Saturday, December 19, 2009

Robert Frost (1874-1963): Stopping by Woods on a Snowy Evening

This is one of my favorite poems; I'm posting it in honor of our first real snow of the season, and I hope you'll enjoy reading it as much as I do.

Frost's grace of rhythm is sweet and smooth and cool. A jingle of sleigh bells, the soft glow of moonlight on snow, the steaming horse almost conversational, the absentee owner of the land missing out on the whole scene -- it speaks to me in a language dear.
~ R.


Stopping by Woods
on a Snowy Evening

By Robert Frost (1874-1963)

Whose woods these are I think I know.
His house is in the village though;
He will not see me stopping here
To watch his woods fill up with snow.

My little horse must think it queer
To stop without a farmhouse near
Between the woods and frozen lake
The darkest evening of the year.
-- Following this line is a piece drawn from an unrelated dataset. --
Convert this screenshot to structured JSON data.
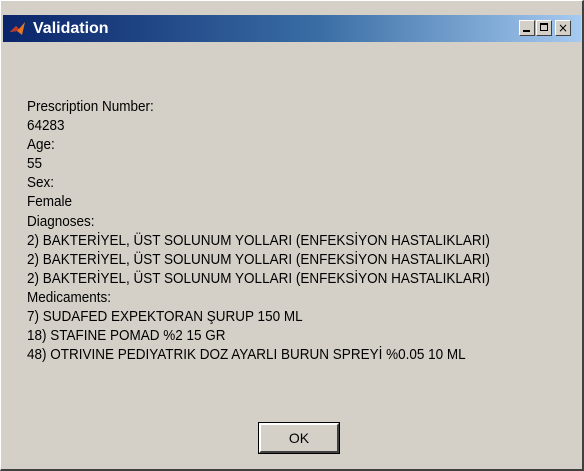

He gives his harness bells a shake
To ask if there is some mistake.
The only other sound's the sweep
Of easy wind and downy flake.
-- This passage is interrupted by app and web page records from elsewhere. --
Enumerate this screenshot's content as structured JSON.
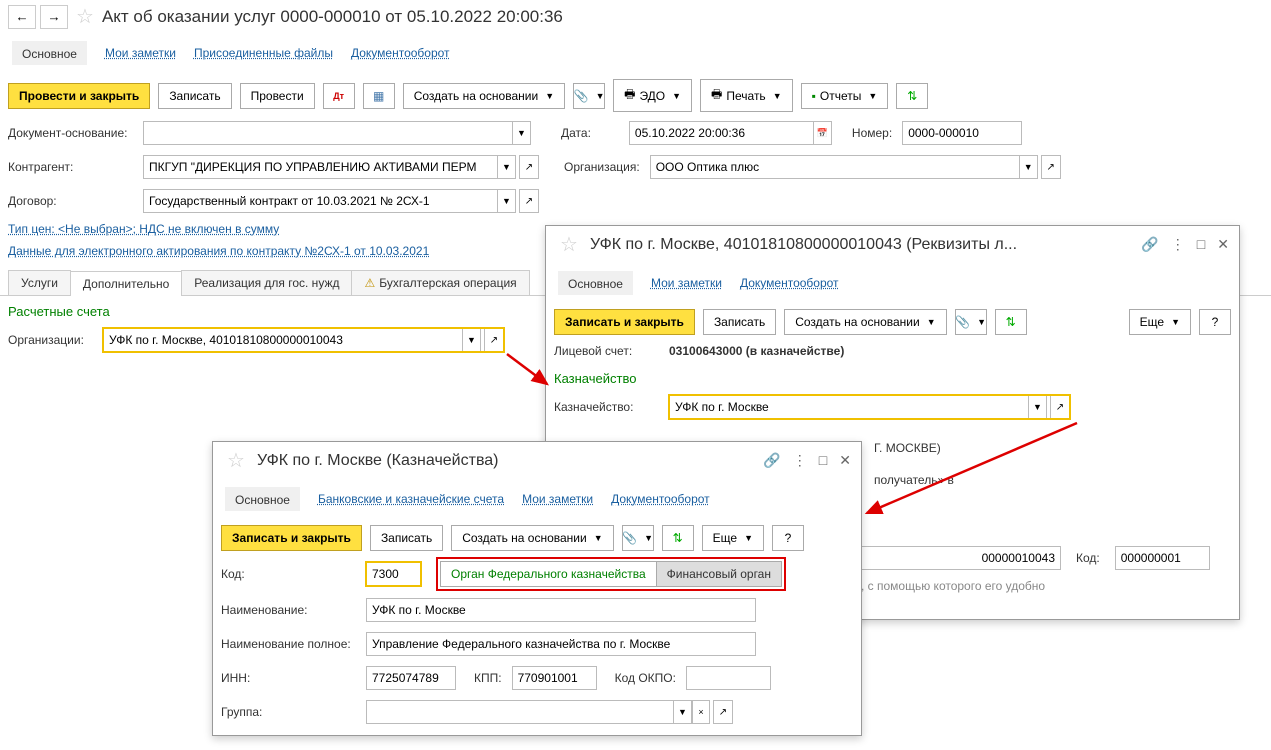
{
  "main": {
    "title": "Акт об оказании услуг 0000-000010 от 05.10.2022 20:00:36",
    "navtabs": {
      "active": "Основное",
      "notes": "Мои заметки",
      "files": "Присоединенные файлы",
      "docflow": "Документооборот"
    },
    "toolbar": {
      "post_close": "Провести и закрыть",
      "save": "Записать",
      "post": "Провести",
      "create_based": "Создать на основании",
      "edo": "ЭДО",
      "print": "Печать",
      "reports": "Отчеты"
    },
    "fields": {
      "doc_basis_label": "Документ-основание:",
      "date_label": "Дата:",
      "date_value": "05.10.2022 20:00:36",
      "number_label": "Номер:",
      "number_value": "0000-000010",
      "counterparty_label": "Контрагент:",
      "counterparty_value": "ПКГУП \"ДИРЕКЦИЯ ПО УПРАВЛЕНИЮ АКТИВАМИ ПЕРМ",
      "org_label": "Организация:",
      "org_value": "ООО Оптика плюс",
      "contract_label": "Договор:",
      "contract_value": "Государственный контракт от 10.03.2021 № 2СХ-1"
    },
    "links": {
      "price_type": "Тип цен: <Не выбран>; НДС не включен в сумму",
      "e_act": "Данные для электронного актирования по контракту №2СХ-1 от 10.03.2021"
    },
    "tabs": [
      "Услуги",
      "Дополнительно",
      "Реализация для гос. нужд",
      "Бухгалтерская операция"
    ],
    "tab_active": 1,
    "section_title": "Расчетные счета",
    "org_account_label": "Организации:",
    "org_account_value": "УФК по г. Москве, 40101810800000010043"
  },
  "win1": {
    "title": "УФК по г. Москве, 40101810800000010043 (Реквизиты л...",
    "navtabs": {
      "active": "Основное",
      "notes": "Мои заметки",
      "docflow": "Документооборот"
    },
    "toolbar": {
      "save_close": "Записать и закрыть",
      "save": "Записать",
      "create_based": "Создать на основании",
      "more": "Еще"
    },
    "acc_label": "Лицевой счет:",
    "acc_value": "03100643000 (в казначействе)",
    "section_title": "Казначейство",
    "treasury_label": "Казначейство:",
    "treasury_value": "УФК по г. Москве",
    "partial1": "Г. МОСКВЕ)",
    "partial2": "получатель» в",
    "partial3": "00000010043",
    "code_label": "Код:",
    "code_value": "000000001",
    "partial4": ", с помощью которого его удобно"
  },
  "win2": {
    "title": "УФК по г. Москве (Казначейства)",
    "navtabs": {
      "active": "Основное",
      "bank": "Банковские и казначейские счета",
      "notes": "Мои заметки",
      "docflow": "Документооборот"
    },
    "toolbar": {
      "save_close": "Записать и закрыть",
      "save": "Записать",
      "create_based": "Создать на основании",
      "more": "Еще"
    },
    "code_label": "Код:",
    "code_value": "7300",
    "toggle1": "Орган Федерального казначейства",
    "toggle2": "Финансовый орган",
    "name_label": "Наименование:",
    "name_value": "УФК по г. Москве",
    "full_label": "Наименование полное:",
    "full_value": "Управление Федерального казначейства по г. Москве",
    "inn_label": "ИНН:",
    "inn_value": "7725074789",
    "kpp_label": "КПП:",
    "kpp_value": "770901001",
    "okpo_label": "Код ОКПО:",
    "group_label": "Группа:"
  }
}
The woods are lovely, dark and deep.
But I have promises to keep,
And miles to go before I sleep
And miles to go before I sleep